Sewer plant expansion cost in millions | RecordCourier.com

Sewer plant expansion cost in millions

Estimates for the cost of work on the North Valley Wastewater Treatment Plant range from $3.13 million to $8.49 million.

But between $2 million in cash reserves, and the expected pay-off of some of the plant’s debt, county officials hope to minimize the impact on ratepayers.

“We have sufficient cash flow due to future debt retirement that can fund a significant portion of the projected costs,” Douglas County Public Works Director Carl Ruschmeyer said. “Overall, it is our goal to develop a financing plan that will fund the improvements with no impact on our ratepayers.”

Douglas County commissioners heard a half-dozen options last week at a workshop on the plant.

The plant has a capacity of 300,000 gallons, and is treating 250,000 gallons per day, which is 83 percent of its capacity.

Under its license with the state, there must be a plan to expand the plant when it reaches 85 percent.

The plant is expected to exceed its capacity in 2018.

Depending on rate of demand over the next 20 years, the plant could go from an upward capacity of 450,000 to 630,000 gallons per day.

The least expensive alternative is also the most expensive in cost per gallon, and only increases capacity by 50,000 gallons per day, well short of the plant’s target of 630,000 per day.

That means the plant would reach 85 percent capacity in 2018-2020.

Of the options that increase the plant’s capacity, converting it to a two-cell sequencing batch reactor has the second lowest capital and lowest per gallon cost. That process would cost roughly $6.9 million and carry the plant through 2030. Those estimates don’t include life-cycle cost analysis, which could change depending on the maintenance demands, Ruschmeyer said.

“The final selection will be based on the life cycle costs which includes the capital cost and also considers other non-economic factors,” Ruschmeyer said in an email on Tuesday.

County commissioners are expected to hear the final alternative analysis and funding options at an Aug. 6 workshop. An alternative is expected to be presented for county commissioners’ approval on Sept. 3. Work could begin in October 2017, with plant start-up a year later in 2018.

Built in 1988 to serve the industrial areas around Minden-Tahoe Airport, the plant was originally designed to treat 125,000 gallons a day.

Sewer ponds and the plant were the subject of $1 million in work in 2007. Another $5 million in work was needed on the plant, but the Great Recession reduced demand and connection fees to expand it.

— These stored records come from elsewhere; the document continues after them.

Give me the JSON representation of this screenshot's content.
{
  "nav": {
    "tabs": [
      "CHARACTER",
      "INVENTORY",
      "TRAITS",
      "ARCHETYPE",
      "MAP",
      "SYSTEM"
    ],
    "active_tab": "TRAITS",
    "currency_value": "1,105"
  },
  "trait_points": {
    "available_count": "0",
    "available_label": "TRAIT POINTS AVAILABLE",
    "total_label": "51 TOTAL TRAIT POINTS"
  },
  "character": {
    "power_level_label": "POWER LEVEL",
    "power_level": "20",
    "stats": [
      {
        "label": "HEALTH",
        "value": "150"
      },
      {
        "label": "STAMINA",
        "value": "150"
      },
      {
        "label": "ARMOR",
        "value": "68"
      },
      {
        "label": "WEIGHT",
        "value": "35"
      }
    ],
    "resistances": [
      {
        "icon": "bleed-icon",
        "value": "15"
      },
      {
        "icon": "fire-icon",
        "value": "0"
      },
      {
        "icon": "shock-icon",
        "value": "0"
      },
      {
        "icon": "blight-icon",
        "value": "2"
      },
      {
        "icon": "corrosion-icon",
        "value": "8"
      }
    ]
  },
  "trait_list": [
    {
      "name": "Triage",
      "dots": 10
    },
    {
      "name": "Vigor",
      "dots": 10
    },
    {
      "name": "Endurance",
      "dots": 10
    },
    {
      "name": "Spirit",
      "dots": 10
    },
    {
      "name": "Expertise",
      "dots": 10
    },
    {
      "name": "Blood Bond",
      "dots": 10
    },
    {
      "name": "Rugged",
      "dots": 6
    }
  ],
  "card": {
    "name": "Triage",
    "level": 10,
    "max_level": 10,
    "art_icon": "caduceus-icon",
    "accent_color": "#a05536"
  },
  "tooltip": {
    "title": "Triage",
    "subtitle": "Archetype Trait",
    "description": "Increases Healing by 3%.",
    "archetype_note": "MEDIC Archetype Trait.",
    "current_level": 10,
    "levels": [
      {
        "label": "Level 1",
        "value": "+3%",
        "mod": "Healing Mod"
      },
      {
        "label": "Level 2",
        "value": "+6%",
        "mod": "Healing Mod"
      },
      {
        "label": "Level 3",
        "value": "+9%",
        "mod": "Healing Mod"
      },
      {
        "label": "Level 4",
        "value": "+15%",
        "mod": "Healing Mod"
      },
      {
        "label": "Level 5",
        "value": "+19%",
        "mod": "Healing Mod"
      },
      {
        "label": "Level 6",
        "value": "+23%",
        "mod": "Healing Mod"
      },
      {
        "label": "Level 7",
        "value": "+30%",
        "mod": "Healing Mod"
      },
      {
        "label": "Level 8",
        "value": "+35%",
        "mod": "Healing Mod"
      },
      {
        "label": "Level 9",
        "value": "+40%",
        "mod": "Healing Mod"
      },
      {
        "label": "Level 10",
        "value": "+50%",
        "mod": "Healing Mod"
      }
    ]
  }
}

Most Valley residents are served by the Minden-Gardnerville Sanitation District, which declined to take over sewage treatment from the county, but might be willing to take a portion of the county’s effluent for treatment.

The sanitation district provides treatment to more than 9,000 accounts between it and the Gardnerville Ranchos General Improvement District, which purchases sewer capacity.